WHAT YOU WILL DO:
Each entry below is to be written out exactly, and the pictures are to be left out.

MATERIAL SHOWN:

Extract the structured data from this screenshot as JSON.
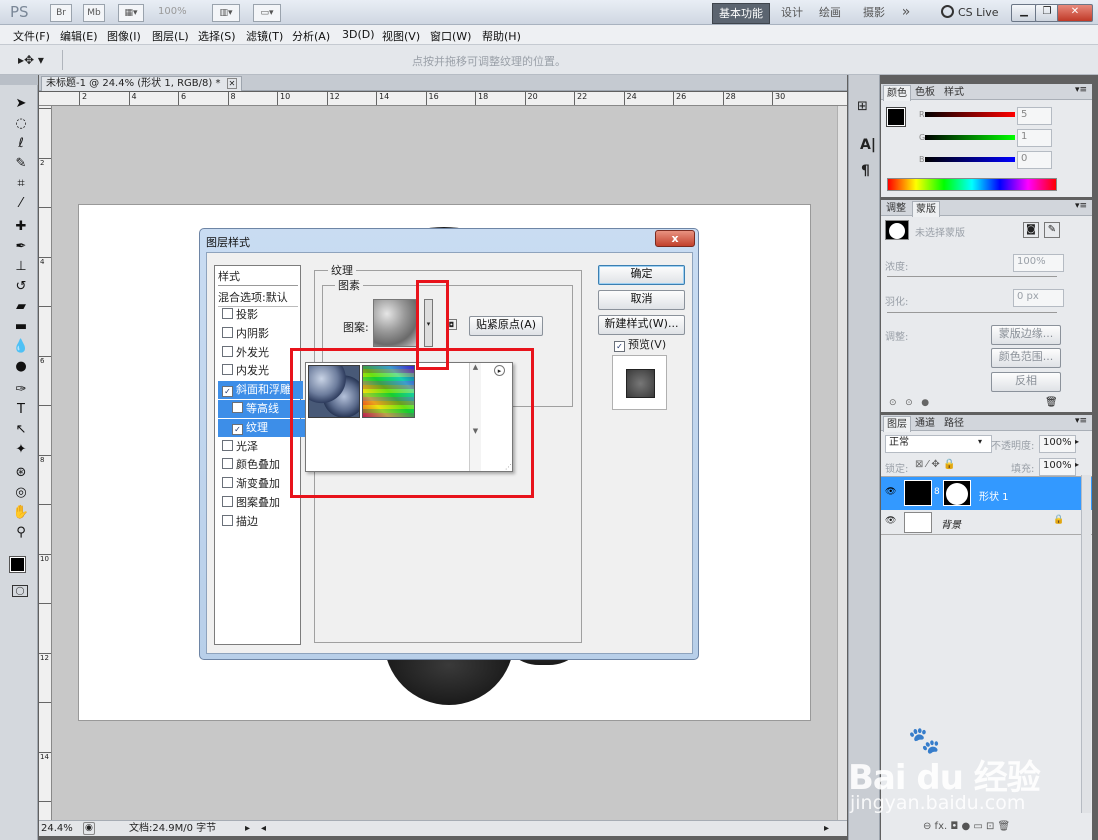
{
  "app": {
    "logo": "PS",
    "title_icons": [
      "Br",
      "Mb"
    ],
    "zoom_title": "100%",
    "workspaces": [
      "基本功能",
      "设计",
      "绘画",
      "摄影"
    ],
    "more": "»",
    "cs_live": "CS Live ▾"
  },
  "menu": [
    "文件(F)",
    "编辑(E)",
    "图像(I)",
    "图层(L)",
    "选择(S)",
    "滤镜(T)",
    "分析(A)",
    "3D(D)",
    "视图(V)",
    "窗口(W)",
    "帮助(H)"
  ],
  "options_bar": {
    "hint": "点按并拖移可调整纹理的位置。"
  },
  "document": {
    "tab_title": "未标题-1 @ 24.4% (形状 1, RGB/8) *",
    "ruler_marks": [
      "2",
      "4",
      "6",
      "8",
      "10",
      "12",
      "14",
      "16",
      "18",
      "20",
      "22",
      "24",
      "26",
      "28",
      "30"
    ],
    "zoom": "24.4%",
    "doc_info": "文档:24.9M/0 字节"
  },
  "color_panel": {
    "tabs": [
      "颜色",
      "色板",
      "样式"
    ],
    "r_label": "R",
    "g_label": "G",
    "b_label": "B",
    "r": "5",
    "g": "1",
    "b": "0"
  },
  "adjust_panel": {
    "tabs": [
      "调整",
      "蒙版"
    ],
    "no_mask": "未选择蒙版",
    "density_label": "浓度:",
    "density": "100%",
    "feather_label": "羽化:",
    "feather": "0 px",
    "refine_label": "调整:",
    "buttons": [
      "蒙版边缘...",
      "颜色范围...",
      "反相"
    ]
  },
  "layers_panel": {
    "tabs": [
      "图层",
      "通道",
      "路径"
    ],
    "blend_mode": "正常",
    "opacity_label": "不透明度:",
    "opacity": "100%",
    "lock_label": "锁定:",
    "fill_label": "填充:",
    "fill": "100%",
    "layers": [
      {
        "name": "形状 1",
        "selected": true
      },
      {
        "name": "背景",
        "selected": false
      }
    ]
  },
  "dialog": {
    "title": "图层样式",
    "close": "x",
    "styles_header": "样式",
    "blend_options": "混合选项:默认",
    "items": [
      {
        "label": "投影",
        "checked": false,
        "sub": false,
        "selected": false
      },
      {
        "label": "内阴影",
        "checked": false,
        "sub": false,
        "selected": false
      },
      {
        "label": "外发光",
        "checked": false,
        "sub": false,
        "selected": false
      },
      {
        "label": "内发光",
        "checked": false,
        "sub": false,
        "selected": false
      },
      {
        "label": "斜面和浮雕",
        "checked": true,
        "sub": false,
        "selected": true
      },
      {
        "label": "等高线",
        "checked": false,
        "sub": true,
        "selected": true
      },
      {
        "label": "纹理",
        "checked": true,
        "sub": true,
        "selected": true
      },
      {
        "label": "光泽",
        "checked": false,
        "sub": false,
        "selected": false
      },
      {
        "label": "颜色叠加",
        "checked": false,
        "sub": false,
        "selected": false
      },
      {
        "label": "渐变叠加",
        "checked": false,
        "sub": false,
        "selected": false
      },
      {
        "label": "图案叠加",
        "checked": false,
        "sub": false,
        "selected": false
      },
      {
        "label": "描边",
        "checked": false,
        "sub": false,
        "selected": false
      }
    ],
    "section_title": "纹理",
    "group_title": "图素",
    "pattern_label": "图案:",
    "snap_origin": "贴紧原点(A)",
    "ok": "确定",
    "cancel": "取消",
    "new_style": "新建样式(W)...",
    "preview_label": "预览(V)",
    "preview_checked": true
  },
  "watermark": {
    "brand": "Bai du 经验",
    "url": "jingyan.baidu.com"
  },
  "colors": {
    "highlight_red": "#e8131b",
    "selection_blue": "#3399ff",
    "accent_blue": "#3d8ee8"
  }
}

FINAL ANSWER:
Extract the structured data from this screenshot as JSON.
{
  "app": {
    "logo": "PS",
    "title_icons": [
      "Br",
      "Mb"
    ],
    "zoom_title": "100%",
    "workspaces": [
      "基本功能",
      "设计",
      "绘画",
      "摄影"
    ],
    "more": "»",
    "cs_live": "CS Live ▾"
  },
  "menu": [
    "文件(F)",
    "编辑(E)",
    "图像(I)",
    "图层(L)",
    "选择(S)",
    "滤镜(T)",
    "分析(A)",
    "3D(D)",
    "视图(V)",
    "窗口(W)",
    "帮助(H)"
  ],
  "options_bar": {
    "hint": "点按并拖移可调整纹理的位置。"
  },
  "document": {
    "tab_title": "未标题-1 @ 24.4% (形状 1, RGB/8) *",
    "ruler_marks": [
      "2",
      "4",
      "6",
      "8",
      "10",
      "12",
      "14",
      "16",
      "18",
      "20",
      "22",
      "24",
      "26",
      "28",
      "30"
    ],
    "zoom": "24.4%",
    "doc_info": "文档:24.9M/0 字节"
  },
  "color_panel": {
    "tabs": [
      "颜色",
      "色板",
      "样式"
    ],
    "r_label": "R",
    "g_label": "G",
    "b_label": "B",
    "r": "5",
    "g": "1",
    "b": "0"
  },
  "adjust_panel": {
    "tabs": [
      "调整",
      "蒙版"
    ],
    "no_mask": "未选择蒙版",
    "density_label": "浓度:",
    "density": "100%",
    "feather_label": "羽化:",
    "feather": "0 px",
    "refine_label": "调整:",
    "buttons": [
      "蒙版边缘...",
      "颜色范围...",
      "反相"
    ]
  },
  "layers_panel": {
    "tabs": [
      "图层",
      "通道",
      "路径"
    ],
    "blend_mode": "正常",
    "opacity_label": "不透明度:",
    "opacity": "100%",
    "lock_label": "锁定:",
    "fill_label": "填充:",
    "fill": "100%",
    "layers": [
      {
        "name": "形状 1",
        "selected": true
      },
      {
        "name": "背景",
        "selected": false
      }
    ]
  },
  "dialog": {
    "title": "图层样式",
    "close": "x",
    "styles_header": "样式",
    "blend_options": "混合选项:默认",
    "items": [
      {
        "label": "投影",
        "checked": false,
        "sub": false,
        "selected": false
      },
      {
        "label": "内阴影",
        "checked": false,
        "sub": false,
        "selected": false
      },
      {
        "label": "外发光",
        "checked": false,
        "sub": false,
        "selected": false
      },
      {
        "label": "内发光",
        "checked": false,
        "sub": false,
        "selected": false
      },
      {
        "label": "斜面和浮雕",
        "checked": true,
        "sub": false,
        "selected": true
      },
      {
        "label": "等高线",
        "checked": false,
        "sub": true,
        "selected": true
      },
      {
        "label": "纹理",
        "checked": true,
        "sub": true,
        "selected": true
      },
      {
        "label": "光泽",
        "checked": false,
        "sub": false,
        "selected": false
      },
      {
        "label": "颜色叠加",
        "checked": false,
        "sub": false,
        "selected": false
      },
      {
        "label": "渐变叠加",
        "checked": false,
        "sub": false,
        "selected": false
      },
      {
        "label": "图案叠加",
        "checked": false,
        "sub": false,
        "selected": false
      },
      {
        "label": "描边",
        "checked": false,
        "sub": false,
        "selected": false
      }
    ],
    "section_title": "纹理",
    "group_title": "图素",
    "pattern_label": "图案:",
    "snap_origin": "贴紧原点(A)",
    "ok": "确定",
    "cancel": "取消",
    "new_style": "新建样式(W)...",
    "preview_label": "预览(V)",
    "preview_checked": true
  },
  "watermark": {
    "brand": "Bai du 经验",
    "url": "jingyan.baidu.com"
  },
  "colors": {
    "highlight_red": "#e8131b",
    "selection_blue": "#3399ff",
    "accent_blue": "#3d8ee8"
  }
}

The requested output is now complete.